It has often been observed that litigation is war. The analogy is not perfect, but studying military strategy and tactics can prove fruitful for litigators. While many people often turn to Sun Tzu’s Art of War, for guidance in the applicability of military thought to modern business and litigation, I have a soft spot for von Clausewitz’s Vom Kriege (affiliate links).
Carl Philipp Gottfried von Clausewitz (July 1, 1780 – November 16, 1831) was a Prussian soldier and military theorist who stressed the “moral” (in modern terms, psychological) and political aspects of war. His most notable work, Vom Kriege (On War), was unfinished at his death.
While all of Vom Kriege is worth your time, I wanted to highlight one passage in particular…
From On War:
I. Warfare has three main objects:
(a) To conquer and destroy the armed power of the enemy;
(b) To take possession of his material and other sources of strength, and
(c) To gain public opinion.
These three main objectives align very closely with litigation. Lawyers engage in an adversarial contest in the context of the legal system in order to best the opposing party. Plaintiffs seek to recover awards; Defendants seek to deny them. And both sides seek to win the opinion of the judge, jury — and if the case is large enough — to spin, brand, and direct the media narrative.
Von Clausewitz also laid out four rules to follow when in pursuit of these objectives:
I. The first and most important rule to observe in order to accomplish these purposes, is to use our entire forces with the utmost energy. Any moderation shown would leave us short of our aim. Even with everything in our favor, we should be unwise not to make the greatest effort in order to make the result perfectly certain. For such effort can never produce negative results.
This rule, often referred to as “Total War,” states that if warfare is to be pursued, it should be pursued with all the weight and power that can be summoned. The same is true for litigation. Organization, preparation, and planning are of the utmost performance. Litigation cannot be “phoned in.” Nor does it follow a nice pre-set path. As has been noted many times at What About Clients:
“Complexity. Ambiguity. A messy problem. A “hard” thing. More and more employees don’t like it. They can’t deal with it. They want a “form”, a template, a program. But great work doesn’t have “forms.” Am terribly sorry about that. You will just have to think, and suffer through this, on your own. We hired you–all of you–to solve problems.”
When going into litigation, one must marshal all their forces to bare. Each argument, motion, and letter must be drafted with the intent to win. There is never room for “good enough.” You might win here and there on small matters and in small venues. But eventually you will come up against a party opponent who has adopted the mindset of “Total War” and you will be crushed. Only if you bring your full attention and effort into each litigation matter will you be able to put up a fight. Instead of being routed, you will engage in a battle of will.
II. The second rule is to concentrate our power as much as possible against that section where the chief blows are to be delivered and to incur disadvantages elsewhere, so that our chances of success may increase at the decisive point.
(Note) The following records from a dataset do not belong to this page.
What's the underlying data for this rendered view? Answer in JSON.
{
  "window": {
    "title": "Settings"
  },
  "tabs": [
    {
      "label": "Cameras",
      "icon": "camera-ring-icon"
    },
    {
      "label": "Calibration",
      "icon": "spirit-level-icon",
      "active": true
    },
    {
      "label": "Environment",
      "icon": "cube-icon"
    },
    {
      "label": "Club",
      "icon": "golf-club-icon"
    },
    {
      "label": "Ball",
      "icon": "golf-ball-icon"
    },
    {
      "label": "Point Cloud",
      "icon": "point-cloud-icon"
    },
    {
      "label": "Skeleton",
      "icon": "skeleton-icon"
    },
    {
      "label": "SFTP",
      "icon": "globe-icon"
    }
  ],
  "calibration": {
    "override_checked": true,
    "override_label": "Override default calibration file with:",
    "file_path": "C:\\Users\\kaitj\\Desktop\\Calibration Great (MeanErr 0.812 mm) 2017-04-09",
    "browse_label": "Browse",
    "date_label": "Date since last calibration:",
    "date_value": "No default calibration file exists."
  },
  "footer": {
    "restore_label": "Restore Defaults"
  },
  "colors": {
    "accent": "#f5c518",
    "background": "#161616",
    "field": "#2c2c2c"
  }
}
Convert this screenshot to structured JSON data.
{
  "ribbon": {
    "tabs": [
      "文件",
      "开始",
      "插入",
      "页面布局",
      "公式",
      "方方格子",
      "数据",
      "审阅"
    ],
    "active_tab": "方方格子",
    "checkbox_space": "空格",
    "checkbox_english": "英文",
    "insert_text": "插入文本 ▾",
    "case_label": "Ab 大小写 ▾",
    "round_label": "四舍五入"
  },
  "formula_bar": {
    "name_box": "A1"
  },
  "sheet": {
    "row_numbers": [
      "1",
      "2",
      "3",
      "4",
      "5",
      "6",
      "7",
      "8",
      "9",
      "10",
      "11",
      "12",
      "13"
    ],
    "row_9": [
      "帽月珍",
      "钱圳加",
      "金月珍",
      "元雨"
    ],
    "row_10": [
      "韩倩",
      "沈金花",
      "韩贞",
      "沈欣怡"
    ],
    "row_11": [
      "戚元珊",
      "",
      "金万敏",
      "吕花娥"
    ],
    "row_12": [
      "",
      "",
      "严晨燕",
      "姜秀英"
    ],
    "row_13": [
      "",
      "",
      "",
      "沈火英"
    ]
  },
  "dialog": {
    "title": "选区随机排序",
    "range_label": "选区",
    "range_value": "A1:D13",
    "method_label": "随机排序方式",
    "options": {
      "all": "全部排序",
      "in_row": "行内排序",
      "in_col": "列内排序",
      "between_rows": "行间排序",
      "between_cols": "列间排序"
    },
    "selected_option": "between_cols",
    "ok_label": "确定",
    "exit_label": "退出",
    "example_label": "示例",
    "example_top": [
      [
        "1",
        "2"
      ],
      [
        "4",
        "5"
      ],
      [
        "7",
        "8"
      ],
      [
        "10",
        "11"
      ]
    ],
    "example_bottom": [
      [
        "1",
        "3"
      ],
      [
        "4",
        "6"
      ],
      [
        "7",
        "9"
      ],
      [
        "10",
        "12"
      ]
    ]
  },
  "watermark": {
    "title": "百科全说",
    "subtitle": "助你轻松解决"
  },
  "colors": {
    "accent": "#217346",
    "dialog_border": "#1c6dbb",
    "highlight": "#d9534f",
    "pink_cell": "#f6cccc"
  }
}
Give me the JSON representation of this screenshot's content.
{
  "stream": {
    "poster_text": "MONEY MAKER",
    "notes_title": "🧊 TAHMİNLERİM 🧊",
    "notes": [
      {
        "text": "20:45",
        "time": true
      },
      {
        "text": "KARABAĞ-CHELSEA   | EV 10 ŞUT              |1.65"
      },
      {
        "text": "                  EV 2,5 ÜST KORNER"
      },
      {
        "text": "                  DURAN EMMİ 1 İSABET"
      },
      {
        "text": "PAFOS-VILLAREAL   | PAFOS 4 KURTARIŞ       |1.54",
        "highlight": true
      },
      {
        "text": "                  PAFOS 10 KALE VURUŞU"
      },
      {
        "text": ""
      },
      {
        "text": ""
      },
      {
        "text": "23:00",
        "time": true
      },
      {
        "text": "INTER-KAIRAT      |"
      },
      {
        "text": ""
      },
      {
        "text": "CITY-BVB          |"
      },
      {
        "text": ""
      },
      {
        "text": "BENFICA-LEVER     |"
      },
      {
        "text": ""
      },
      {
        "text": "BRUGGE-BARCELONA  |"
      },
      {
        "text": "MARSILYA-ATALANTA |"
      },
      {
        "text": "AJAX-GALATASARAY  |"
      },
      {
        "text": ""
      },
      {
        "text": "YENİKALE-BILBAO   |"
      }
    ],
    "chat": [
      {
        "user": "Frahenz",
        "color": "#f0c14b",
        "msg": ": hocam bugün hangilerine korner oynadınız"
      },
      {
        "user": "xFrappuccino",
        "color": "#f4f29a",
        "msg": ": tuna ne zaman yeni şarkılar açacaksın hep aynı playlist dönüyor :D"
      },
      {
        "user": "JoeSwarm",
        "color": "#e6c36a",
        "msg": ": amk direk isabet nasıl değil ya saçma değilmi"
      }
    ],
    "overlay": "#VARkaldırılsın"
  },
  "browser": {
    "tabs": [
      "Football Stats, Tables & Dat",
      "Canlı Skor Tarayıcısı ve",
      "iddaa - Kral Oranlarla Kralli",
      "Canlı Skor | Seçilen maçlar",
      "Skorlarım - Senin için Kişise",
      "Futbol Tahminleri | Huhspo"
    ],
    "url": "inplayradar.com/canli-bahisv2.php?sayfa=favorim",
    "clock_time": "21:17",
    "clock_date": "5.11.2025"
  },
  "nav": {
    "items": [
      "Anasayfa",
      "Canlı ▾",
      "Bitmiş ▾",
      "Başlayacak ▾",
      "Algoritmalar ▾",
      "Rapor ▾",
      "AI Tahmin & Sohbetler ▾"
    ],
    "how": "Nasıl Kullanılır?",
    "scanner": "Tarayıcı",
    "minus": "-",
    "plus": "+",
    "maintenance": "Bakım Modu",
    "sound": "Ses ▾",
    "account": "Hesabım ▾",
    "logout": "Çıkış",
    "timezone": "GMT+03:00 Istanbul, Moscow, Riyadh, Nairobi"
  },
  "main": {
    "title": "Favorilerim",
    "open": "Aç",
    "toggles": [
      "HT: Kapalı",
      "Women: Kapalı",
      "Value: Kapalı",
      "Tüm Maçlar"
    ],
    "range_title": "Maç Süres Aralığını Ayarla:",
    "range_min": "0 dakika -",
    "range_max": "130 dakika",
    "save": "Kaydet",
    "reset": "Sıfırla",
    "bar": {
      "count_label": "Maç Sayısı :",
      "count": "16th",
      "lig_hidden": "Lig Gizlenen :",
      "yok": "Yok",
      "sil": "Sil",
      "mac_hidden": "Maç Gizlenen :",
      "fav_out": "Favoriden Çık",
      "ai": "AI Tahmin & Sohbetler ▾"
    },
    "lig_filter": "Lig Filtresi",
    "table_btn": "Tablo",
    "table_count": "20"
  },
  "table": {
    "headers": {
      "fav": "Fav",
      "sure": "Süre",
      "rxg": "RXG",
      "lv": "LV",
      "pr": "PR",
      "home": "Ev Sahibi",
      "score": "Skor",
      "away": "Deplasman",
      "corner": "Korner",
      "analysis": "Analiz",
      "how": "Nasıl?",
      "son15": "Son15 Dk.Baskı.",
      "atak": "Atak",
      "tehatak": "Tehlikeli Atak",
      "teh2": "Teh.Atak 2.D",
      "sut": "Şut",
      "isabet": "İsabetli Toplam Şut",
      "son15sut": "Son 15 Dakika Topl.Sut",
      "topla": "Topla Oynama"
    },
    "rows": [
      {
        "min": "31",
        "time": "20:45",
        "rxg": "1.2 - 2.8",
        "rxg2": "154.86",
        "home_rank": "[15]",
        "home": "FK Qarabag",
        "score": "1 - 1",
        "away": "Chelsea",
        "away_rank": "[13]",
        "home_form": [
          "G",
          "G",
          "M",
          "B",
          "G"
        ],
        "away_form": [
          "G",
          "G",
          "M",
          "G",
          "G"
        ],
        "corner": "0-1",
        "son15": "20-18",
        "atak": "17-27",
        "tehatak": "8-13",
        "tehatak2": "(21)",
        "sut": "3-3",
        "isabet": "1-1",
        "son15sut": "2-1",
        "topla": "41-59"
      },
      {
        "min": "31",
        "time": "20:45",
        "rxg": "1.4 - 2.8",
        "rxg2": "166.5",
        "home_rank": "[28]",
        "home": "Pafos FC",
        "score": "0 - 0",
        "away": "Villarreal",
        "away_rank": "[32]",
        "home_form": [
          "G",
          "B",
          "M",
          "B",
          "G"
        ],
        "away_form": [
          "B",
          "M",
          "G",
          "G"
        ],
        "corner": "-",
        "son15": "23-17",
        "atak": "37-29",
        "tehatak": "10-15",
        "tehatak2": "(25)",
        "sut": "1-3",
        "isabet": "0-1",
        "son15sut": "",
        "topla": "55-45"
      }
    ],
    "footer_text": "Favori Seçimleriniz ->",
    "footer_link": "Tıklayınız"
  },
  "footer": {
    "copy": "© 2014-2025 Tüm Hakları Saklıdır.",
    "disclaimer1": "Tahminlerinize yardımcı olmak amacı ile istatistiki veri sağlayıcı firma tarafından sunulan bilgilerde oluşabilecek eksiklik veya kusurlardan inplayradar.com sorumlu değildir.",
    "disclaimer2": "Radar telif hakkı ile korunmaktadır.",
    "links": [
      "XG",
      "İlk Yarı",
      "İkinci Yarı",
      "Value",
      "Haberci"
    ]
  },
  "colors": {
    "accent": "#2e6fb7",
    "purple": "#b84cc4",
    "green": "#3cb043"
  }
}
This will compensate for all other disadvantages.
Organize for systematic and continuous exploitation of weaknesses in your opponent’s arguments, experts, and facts. Find where they are weak and concentrate your effort on maximizing your return.
III.The third rule is never to waste time. Unless important advantages are to be gained from hesitation, it is necessary to set to work at once. By this speed a hundred enemy measures are nipped in the bud, and public opinion is won most rapidly.
Surprise plays a much greater role in strategy than in tactics. It is the most important element of victory. Napoleon, Frederick II, Gustavus Adolphus, Caesar, Hannibal, and Alexander owe the brightest rays of their fame to their swiftness.
Strike hard, strike fast. While this is a common practice in the plaintiffs bar, it is equally important for defendants. When a fully formed complaint and extensive discovery lands on your desk — which the client sent to you two weeks after they had been served with them — speed is of the essence. But there are times for repose as well. The plaintiffs bar generally is poor at patience, preferring to file as soon as possible. But careful planning and investigation can yield dividends down the road. And defendants, especially corporate ones, have the advantage of time on their side in drawn out discovery that may weaken a plaintiff.
IV. Finally, the fourth rule is to follow up our successes with the utmost energy. Only pursuit of the beaten enemy gives the fruits of victory.
The trial is done. The jury has reached a verdict. You won! Congratulations! Immediately begin to prepare for an appeal. Don’t wait to get the Notice of Appeal 42 days from now. Even worse, especially don’t wait to prepare until you receive the opposing parties appellate brief.
If you have never read On War, it would be well worth your time to do so. It’s also not something to be read once and put onto the bookshelf to never look at again. As with most of the Classics, repeated readings lend new insight and deeper understanding of the principles within. The Classics are not meant to be read, they are meant to be studied.
Keith Lee practices law at Hamer Law Group, LLC in Birmingham, Alabama. He writes about professional development, the law, the universe, and everything at Associate’s Mind. He is also the author of The Marble and The Sculptor: From Law School To Law Practice (affiliate link), published by the ABA. You can reach him at firstname.lastname@example.org or on Twitter at @associatesmind.